• What is expected
Below is the data. Give it again, complete and exact.

• Given data
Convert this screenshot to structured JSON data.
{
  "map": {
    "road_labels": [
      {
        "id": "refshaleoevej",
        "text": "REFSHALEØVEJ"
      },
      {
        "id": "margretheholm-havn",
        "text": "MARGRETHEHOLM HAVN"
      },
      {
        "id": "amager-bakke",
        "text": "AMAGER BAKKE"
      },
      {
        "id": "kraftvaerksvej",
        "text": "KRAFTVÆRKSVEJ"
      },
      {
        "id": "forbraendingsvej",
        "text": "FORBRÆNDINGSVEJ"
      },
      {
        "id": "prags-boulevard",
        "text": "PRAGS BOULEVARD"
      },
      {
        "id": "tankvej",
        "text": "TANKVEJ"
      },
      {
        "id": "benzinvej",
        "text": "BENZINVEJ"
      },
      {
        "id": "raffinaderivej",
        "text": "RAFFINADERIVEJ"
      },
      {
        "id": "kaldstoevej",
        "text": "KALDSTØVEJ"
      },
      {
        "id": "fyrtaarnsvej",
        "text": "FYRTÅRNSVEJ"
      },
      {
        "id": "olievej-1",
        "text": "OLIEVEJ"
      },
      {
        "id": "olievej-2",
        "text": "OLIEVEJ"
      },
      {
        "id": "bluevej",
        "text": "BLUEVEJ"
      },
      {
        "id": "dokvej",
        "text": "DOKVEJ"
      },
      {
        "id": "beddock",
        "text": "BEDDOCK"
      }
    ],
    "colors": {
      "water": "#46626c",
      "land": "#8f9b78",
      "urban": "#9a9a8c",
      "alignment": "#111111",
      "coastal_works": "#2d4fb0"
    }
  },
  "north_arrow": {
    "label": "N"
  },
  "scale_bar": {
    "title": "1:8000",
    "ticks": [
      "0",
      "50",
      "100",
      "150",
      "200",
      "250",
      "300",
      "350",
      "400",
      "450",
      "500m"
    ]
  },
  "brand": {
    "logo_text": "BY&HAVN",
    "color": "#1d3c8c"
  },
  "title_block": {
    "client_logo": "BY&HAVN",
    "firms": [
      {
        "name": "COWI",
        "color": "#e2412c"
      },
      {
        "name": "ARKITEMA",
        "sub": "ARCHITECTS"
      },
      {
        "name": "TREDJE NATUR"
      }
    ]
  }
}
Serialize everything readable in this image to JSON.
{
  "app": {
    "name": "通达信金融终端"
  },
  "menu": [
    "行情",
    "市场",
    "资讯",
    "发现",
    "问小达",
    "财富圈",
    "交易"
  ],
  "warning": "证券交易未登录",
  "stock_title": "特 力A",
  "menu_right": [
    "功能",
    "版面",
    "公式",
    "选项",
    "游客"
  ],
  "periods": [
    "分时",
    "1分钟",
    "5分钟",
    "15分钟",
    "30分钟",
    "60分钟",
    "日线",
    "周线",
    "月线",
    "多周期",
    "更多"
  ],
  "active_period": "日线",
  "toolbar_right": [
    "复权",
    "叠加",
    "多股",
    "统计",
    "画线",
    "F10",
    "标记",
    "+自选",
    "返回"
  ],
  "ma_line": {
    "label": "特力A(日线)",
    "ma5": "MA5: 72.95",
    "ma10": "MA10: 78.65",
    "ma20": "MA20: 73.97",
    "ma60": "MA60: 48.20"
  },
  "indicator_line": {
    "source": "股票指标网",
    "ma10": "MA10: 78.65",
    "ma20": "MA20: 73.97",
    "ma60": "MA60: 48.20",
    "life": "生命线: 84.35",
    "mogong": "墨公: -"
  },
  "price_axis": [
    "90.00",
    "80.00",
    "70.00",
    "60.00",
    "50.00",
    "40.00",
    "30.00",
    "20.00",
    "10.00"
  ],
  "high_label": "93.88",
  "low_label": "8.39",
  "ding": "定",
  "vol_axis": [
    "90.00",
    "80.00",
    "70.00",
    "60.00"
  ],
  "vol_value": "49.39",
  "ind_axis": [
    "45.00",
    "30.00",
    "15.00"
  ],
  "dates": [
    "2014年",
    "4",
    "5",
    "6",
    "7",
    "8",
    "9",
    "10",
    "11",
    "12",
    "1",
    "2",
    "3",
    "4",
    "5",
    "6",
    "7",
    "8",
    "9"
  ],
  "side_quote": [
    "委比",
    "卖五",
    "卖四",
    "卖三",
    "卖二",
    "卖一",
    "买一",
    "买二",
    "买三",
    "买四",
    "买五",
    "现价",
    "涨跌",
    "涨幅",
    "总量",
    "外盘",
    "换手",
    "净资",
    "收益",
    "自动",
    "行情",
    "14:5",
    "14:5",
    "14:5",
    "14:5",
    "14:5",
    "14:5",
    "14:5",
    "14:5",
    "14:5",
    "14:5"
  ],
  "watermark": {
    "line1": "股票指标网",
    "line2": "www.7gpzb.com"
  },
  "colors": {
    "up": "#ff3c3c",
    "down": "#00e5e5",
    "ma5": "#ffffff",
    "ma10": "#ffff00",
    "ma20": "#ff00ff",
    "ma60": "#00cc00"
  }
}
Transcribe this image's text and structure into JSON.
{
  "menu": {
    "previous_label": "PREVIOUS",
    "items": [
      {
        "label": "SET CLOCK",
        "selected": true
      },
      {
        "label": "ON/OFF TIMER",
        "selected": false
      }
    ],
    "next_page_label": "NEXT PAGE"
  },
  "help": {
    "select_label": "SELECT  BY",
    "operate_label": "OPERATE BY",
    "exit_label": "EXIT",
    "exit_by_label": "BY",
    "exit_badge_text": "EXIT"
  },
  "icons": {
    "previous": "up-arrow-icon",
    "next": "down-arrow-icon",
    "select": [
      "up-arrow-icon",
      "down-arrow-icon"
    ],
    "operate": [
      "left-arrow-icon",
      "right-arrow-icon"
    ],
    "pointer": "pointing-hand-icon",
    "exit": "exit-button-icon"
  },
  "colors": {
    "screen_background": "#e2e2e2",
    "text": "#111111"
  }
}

• Expected output
Convert this screenshot to structured JSON data.
{
  "map": {
    "road_labels": [
      {
        "id": "refshaleoevej",
        "text": "REFSHALEØVEJ"
      },
      {
        "id": "margretheholm-havn",
        "text": "MARGRETHEHOLM HAVN"
      },
      {
        "id": "amager-bakke",
        "text": "AMAGER BAKKE"
      },
      {
        "id": "kraftvaerksvej",
        "text": "KRAFTVÆRKSVEJ"
      },
      {
        "id": "forbraendingsvej",
        "text": "FORBRÆNDINGSVEJ"
      },
      {
        "id": "prags-boulevard",
        "text": "PRAGS BOULEVARD"
      },
      {
        "id": "tankvej",
        "text": "TANKVEJ"
      },
      {
        "id": "benzinvej",
        "text": "BENZINVEJ"
      },
      {
        "id": "raffinaderivej",
        "text": "RAFFINADERIVEJ"
      },
      {
        "id": "kaldstoevej",
        "text": "KALDSTØVEJ"
      },
      {
        "id": "fyrtaarnsvej",
        "text": "FYRTÅRNSVEJ"
      },
      {
        "id": "olievej-1",
        "text": "OLIEVEJ"
      },
      {
        "id": "olievej-2",
        "text": "OLIEVEJ"
      },
      {
        "id": "bluevej",
        "text": "BLUEVEJ"
      },
      {
        "id": "dokvej",
        "text": "DOKVEJ"
      },
      {
        "id": "beddock",
        "text": "BEDDOCK"
      }
    ],
    "colors": {
      "water": "#46626c",
      "land": "#8f9b78",
      "urban": "#9a9a8c",
      "alignment": "#111111",
      "coastal_works": "#2d4fb0"
    }
  },
  "north_arrow": {
    "label": "N"
  },
  "scale_bar": {
    "title": "1:8000",
    "ticks": [
      "0",
      "50",
      "100",
      "150",
      "200",
      "250",
      "300",
      "350",
      "400",
      "450",
      "500m"
    ]
  },
  "brand": {
    "logo_text": "BY&HAVN",
    "color": "#1d3c8c"
  },
  "title_block": {
    "client_logo": "BY&HAVN",
    "firms": [
      {
        "name": "COWI",
        "color": "#e2412c"
      },
      {
        "name": "ARKITEMA",
        "sub": "ARCHITECTS"
      },
      {
        "name": "TREDJE NATUR"
      }
    ]
  }
}
Serialize everything readable in this image to JSON.
{
  "app": {
    "name": "通达信金融终端"
  },
  "menu": [
    "行情",
    "市场",
    "资讯",
    "发现",
    "问小达",
    "财富圈",
    "交易"
  ],
  "warning": "证券交易未登录",
  "stock_title": "特 力A",
  "menu_right": [
    "功能",
    "版面",
    "公式",
    "选项",
    "游客"
  ],
  "periods": [
    "分时",
    "1分钟",
    "5分钟",
    "15分钟",
    "30分钟",
    "60分钟",
    "日线",
    "周线",
    "月线",
    "多周期",
    "更多"
  ],
  "active_period": "日线",
  "toolbar_right": [
    "复权",
    "叠加",
    "多股",
    "统计",
    "画线",
    "F10",
    "标记",
    "+自选",
    "返回"
  ],
  "ma_line": {
    "label": "特力A(日线)",
    "ma5": "MA5: 72.95",
    "ma10": "MA10: 78.65",
    "ma20": "MA20: 73.97",
    "ma60": "MA60: 48.20"
  },
  "indicator_line": {
    "source": "股票指标网",
    "ma10": "MA10: 78.65",
    "ma20": "MA20: 73.97",
    "ma60": "MA60: 48.20",
    "life": "生命线: 84.35",
    "mogong": "墨公: -"
  },
  "price_axis": [
    "90.00",
    "80.00",
    "70.00",
    "60.00",
    "50.00",
    "40.00",
    "30.00",
    "20.00",
    "10.00"
  ],
  "high_label": "93.88",
  "low_label": "8.39",
  "ding": "定",
  "vol_axis": [
    "90.00",
    "80.00",
    "70.00",
    "60.00"
  ],
  "vol_value": "49.39",
  "ind_axis": [
    "45.00",
    "30.00",
    "15.00"
  ],
  "dates": [
    "2014年",
    "4",
    "5",
    "6",
    "7",
    "8",
    "9",
    "10",
    "11",
    "12",
    "1",
    "2",
    "3",
    "4",
    "5",
    "6",
    "7",
    "8",
    "9"
  ],
  "side_quote": [
    "委比",
    "卖五",
    "卖四",
    "卖三",
    "卖二",
    "卖一",
    "买一",
    "买二",
    "买三",
    "买四",
    "买五",
    "现价",
    "涨跌",
    "涨幅",
    "总量",
    "外盘",
    "换手",
    "净资",
    "收益",
    "自动",
    "行情",
    "14:5",
    "14:5",
    "14:5",
    "14:5",
    "14:5",
    "14:5",
    "14:5",
    "14:5",
    "14:5",
    "14:5"
  ],
  "watermark": {
    "line1": "股票指标网",
    "line2": "www.7gpzb.com"
  },
  "colors": {
    "up": "#ff3c3c",
    "down": "#00e5e5",
    "ma5": "#ffffff",
    "ma10": "#ffff00",
    "ma20": "#ff00ff",
    "ma60": "#00cc00"
  }
}
Transcribe this image's text and structure into JSON.
{
  "menu": {
    "previous_label": "PREVIOUS",
    "items": [
      {
        "label": "SET CLOCK",
        "selected": true
      },
      {
        "label": "ON/OFF TIMER",
        "selected": false
      }
    ],
    "next_page_label": "NEXT PAGE"
  },
  "help": {
    "select_label": "SELECT  BY",
    "operate_label": "OPERATE BY",
    "exit_label": "EXIT",
    "exit_by_label": "BY",
    "exit_badge_text": "EXIT"
  },
  "icons": {
    "previous": "up-arrow-icon",
    "next": "down-arrow-icon",
    "select": [
      "up-arrow-icon",
      "down-arrow-icon"
    ],
    "operate": [
      "left-arrow-icon",
      "right-arrow-icon"
    ],
    "pointer": "pointing-hand-icon",
    "exit": "exit-button-icon"
  },
  "colors": {
    "screen_background": "#e2e2e2",
    "text": "#111111"
  }
}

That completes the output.